First step: create a realistic budget. Total the expected costs of tuition, food & housing, books, transportation, etc. Account for variations at each school depending on:
Transportation/visits – Will your child need a car on campus or is there accessible public transit? Is the school close enough to drive/take a train home for holidays or are you looking at several flights per year?
Living arrangements —For close-to-home schools, would your child be willing to live at home or is the on-campus life experience important to them? (And how would you feel about a not-yet-empty nest?)
Cost-of-living — day-to-day expenses in a big city will be very different from a small, rural college town. Adjust budgets for things like pizza, gas, etc., accordingly for different schools.

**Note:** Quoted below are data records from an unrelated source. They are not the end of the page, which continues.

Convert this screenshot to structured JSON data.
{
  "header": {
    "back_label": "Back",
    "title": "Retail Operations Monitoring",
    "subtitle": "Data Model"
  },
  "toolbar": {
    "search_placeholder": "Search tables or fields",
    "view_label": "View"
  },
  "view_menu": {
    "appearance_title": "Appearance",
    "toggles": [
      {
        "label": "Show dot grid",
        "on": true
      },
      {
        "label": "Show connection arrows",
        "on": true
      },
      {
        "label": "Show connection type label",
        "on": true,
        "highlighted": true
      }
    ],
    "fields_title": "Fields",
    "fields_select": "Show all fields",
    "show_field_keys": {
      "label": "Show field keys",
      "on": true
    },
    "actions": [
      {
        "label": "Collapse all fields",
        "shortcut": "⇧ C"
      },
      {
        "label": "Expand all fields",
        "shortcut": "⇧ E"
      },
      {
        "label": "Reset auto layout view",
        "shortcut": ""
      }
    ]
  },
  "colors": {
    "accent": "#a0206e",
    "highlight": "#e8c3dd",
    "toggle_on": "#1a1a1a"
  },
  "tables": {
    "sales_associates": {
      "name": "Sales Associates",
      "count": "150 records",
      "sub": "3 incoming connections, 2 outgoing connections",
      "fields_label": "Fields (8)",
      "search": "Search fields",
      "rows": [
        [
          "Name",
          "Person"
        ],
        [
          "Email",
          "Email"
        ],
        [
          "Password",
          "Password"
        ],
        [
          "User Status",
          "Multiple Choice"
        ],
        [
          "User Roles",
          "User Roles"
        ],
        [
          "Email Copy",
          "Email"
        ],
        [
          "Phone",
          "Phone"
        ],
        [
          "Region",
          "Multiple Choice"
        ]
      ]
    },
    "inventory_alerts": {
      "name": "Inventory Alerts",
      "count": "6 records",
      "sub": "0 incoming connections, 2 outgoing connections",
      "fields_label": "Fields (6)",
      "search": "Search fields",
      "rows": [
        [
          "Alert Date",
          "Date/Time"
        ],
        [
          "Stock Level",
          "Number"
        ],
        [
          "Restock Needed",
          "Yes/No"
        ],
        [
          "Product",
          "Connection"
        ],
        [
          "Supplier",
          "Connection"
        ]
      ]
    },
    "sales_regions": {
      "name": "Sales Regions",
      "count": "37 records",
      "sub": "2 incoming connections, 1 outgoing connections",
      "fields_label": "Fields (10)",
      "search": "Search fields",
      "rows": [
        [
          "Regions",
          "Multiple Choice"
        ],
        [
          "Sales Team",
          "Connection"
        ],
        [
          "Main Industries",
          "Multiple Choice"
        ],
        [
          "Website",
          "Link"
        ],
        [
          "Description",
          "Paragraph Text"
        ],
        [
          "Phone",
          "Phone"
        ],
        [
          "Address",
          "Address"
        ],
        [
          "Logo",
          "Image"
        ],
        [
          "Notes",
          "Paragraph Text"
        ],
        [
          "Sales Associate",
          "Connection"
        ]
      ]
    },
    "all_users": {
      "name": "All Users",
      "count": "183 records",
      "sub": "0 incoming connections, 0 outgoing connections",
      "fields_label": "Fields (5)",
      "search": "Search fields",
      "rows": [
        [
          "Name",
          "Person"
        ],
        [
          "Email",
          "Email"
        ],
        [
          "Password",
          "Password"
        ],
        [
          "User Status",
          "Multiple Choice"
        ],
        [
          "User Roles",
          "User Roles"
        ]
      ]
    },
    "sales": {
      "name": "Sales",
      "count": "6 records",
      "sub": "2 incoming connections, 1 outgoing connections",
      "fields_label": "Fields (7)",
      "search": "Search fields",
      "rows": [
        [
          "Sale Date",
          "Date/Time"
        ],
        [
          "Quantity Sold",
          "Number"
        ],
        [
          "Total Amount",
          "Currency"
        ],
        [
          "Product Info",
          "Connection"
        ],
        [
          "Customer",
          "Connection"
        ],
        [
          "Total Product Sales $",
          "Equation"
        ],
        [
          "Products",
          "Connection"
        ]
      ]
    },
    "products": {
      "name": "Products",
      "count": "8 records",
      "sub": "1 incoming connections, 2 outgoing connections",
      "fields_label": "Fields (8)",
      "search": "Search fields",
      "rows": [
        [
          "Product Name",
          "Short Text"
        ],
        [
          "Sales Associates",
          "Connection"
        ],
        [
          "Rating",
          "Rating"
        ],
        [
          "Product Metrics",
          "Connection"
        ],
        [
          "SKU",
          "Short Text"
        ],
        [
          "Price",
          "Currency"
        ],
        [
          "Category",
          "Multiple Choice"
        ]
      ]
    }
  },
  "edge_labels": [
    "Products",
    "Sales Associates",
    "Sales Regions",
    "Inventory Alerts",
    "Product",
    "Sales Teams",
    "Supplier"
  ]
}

Time — How likely is your child to graduate in four years? (This varies a lot, by school and course of study.)
Don’t panic! These are ballpark figures until you know your financial aid and other options. This exercise helps you and your child understand your realistic out-of-pocket costs when those acceptance letters come in from Dream University and Second-Choice State School.
Financial Aid Resources
You don’t want your child to feel like they have to settle for second best over price – and they shouldn’t! But it’s good to have the conversation early to help them understand the financial aspects of the decision. Play your cards right and it could motivate them to submit a few more scholarship applications or work more hours over the summer.
With those budgets in hand, it’s time to start looking at your options. First step: Take a look at the Free Application for Federal Student Aid (FAFSA). That’s the form your child must submit to be eligible for federal need-based grants, federal loans, some state-based grants and loans, work-study programs, and many school-based aid programs.
Skipping the FAFSA can close the door on tons of opportunities for your child to get financial aid for school, so it’s vital to submit. We’ll be honest — it’s a lot. This checklist can explain how to get started.
After that’s done, help your child look for scholarship opportunities. Our scholarship database has options to suit all families and students. (Read: You don’t have to be broke and your child doesn’t have to win a Nobel by 17 to qualify.) Heck, we even have our own scholarship offer you can sign up for.
Choosing a school goes hand-in-hand with selecting a major —and just as anxiety-provoking. Unless your child is one of the lucky few who’s been laser-focused on a specific career, chances are this is a source of major anxiety.
You may have strong opinions on which path your child should take, but you can best serve him or her by listening. Let them throw out ideas and get your feedback. It may be hard to watch them toy with career paths that seem less stable, but college is a time for young people to explore and figure out who they want to be. And remember: Plenty of kids enter college with no declared major or change it part of the way through college. It’s not the end of the world.
If you think your child is likely to change their major, give extra weight to schools/programs with more flexible requirements. They make it easier to change majors. You can also help your child make more clear-eyed choices by exploring how the options look in our Nitro Score. This tool lets you plug in a major, school, and other data to project what your student’s post-graduation finances would look like. Seeing anticipated loan amounts and take-home pay can be eye-opening for students.
Selecting a college is nerve-wracking for everyone. But with the right tools and a little preparation, it can be a rewarding experience and help you and your child gain a better understanding of the adult they’re becoming.
Carol Katarsky is a contributing writer for Nitro. She is an award-winning journalist with extensive experience writing about both finance and education. Her corporate and non-profit clients include AIG, Children's Hospital of Philadelphia, and the Project Management Institute. She lives in Philadelphia with her husband, son, and one cat more than she should. Read more by Carol Katarsky